What was considered an experimental longshot--looking for a molecular motor inside the nucleus of cells--has paid off for Primal de Lanerolle and his colleagues at the University of Illinois at Chicago. In today's issue of Science, they report on finding myosin-1, a chemical cousin of the molecule behind all muscle contraction, within the nucleus. And they further describe how myosin-1 fits into part of the nucleus' machinery for transcribing DNA and appears to power this process. "It was an uphill battle to convince our colleagues," de Lanerolle admits.

Indeed, many scientists believed that myosin--a protein known since the 1920s and found in the cytoplasm of nearly every type of cell--would not exist in the nucleus. But just what drove transcription had remained a mystery all the same. Something had to be responsible for dragging long strands of DNA through the enzymes that transcribe it into messenger RNA, which is equipped to leave the nucleus and help guide protein synthesis at the ribosomes.
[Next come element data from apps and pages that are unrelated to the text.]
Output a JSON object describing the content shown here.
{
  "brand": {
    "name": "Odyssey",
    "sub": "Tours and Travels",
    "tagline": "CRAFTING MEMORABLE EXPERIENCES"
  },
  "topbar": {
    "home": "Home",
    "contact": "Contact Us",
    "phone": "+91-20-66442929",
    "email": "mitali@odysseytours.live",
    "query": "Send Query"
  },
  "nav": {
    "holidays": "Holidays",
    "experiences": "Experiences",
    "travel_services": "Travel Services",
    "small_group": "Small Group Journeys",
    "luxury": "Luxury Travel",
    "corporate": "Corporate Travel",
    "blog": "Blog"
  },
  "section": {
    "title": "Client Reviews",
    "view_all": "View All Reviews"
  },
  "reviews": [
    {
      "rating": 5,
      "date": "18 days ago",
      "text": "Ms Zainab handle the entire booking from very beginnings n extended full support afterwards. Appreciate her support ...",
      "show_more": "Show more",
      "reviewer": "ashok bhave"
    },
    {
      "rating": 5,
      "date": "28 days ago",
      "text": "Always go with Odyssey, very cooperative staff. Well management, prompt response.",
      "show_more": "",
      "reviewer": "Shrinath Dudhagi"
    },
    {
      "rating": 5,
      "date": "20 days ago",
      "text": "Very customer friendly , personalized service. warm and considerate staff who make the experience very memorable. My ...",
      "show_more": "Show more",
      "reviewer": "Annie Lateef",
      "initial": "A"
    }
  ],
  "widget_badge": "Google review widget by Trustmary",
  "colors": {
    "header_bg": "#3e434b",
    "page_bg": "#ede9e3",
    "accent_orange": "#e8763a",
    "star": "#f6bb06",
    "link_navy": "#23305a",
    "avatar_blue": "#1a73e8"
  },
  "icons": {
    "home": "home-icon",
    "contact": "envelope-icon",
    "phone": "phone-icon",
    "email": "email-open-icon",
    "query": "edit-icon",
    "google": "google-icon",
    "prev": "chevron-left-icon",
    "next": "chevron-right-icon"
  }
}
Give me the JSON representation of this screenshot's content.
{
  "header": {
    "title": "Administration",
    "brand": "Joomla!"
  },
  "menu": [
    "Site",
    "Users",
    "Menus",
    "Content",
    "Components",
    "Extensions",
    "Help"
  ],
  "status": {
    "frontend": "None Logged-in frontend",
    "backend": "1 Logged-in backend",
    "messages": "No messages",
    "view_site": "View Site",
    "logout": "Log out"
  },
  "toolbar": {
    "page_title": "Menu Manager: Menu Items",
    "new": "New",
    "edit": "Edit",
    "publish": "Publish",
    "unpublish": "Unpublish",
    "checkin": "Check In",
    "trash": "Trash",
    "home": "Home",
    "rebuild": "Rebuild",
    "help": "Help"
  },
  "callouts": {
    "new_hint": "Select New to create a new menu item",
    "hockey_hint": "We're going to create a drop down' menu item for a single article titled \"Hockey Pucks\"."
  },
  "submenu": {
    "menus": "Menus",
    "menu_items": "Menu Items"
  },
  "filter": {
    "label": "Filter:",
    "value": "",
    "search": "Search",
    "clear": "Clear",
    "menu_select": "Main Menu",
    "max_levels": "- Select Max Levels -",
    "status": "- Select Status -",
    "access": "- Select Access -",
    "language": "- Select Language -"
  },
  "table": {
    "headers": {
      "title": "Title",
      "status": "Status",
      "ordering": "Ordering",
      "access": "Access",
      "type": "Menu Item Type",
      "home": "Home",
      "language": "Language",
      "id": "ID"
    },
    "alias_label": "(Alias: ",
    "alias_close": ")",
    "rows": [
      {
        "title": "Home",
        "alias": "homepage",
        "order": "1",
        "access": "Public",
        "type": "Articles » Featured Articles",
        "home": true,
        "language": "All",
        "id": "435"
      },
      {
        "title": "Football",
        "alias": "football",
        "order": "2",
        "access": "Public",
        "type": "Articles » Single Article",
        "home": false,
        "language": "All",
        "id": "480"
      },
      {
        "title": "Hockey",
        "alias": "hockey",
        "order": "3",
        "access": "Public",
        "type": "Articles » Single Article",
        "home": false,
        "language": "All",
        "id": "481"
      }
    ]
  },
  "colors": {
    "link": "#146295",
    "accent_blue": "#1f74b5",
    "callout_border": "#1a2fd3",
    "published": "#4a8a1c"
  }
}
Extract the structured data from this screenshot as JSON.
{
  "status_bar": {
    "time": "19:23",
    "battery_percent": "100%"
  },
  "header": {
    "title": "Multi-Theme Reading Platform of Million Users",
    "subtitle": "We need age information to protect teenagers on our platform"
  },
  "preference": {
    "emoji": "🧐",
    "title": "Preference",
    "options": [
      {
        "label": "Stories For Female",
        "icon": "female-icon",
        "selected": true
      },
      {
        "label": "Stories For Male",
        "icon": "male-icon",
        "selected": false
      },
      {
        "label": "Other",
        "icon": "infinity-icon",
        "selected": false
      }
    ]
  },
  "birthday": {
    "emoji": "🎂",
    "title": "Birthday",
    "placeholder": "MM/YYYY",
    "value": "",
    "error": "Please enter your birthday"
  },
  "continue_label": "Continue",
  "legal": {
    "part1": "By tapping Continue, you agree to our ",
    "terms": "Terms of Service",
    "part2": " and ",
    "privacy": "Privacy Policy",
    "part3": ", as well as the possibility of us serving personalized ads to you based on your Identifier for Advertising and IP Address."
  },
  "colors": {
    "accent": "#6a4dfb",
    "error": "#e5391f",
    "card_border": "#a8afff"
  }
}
And for de Lanerolle, myosin didn't seem like such a wild bet. "When your heart beats, when you take a breath, when you digest food or have a baby--anytime cells move or divide," he says, "myosin is involved."

He hopes that applying what science knows about myosin's role in muscle contraction may help them further understand how myosin-1 acts in this "key first step in gene expression." And others hope that the finding will help muscle some more support for doing what is deemed risky science. "What started out as a project to substantiate a highly controversial observation--mysoin in the nucleus--has turned out to be an important key for understanding just how cells perform the rather formidable task of transcribing complex genetic information via DNA," says Eve Barak, acting deputy director of the National Science Foundation's Division of Molecular and Cellular Biosciences. "This is a very significant development."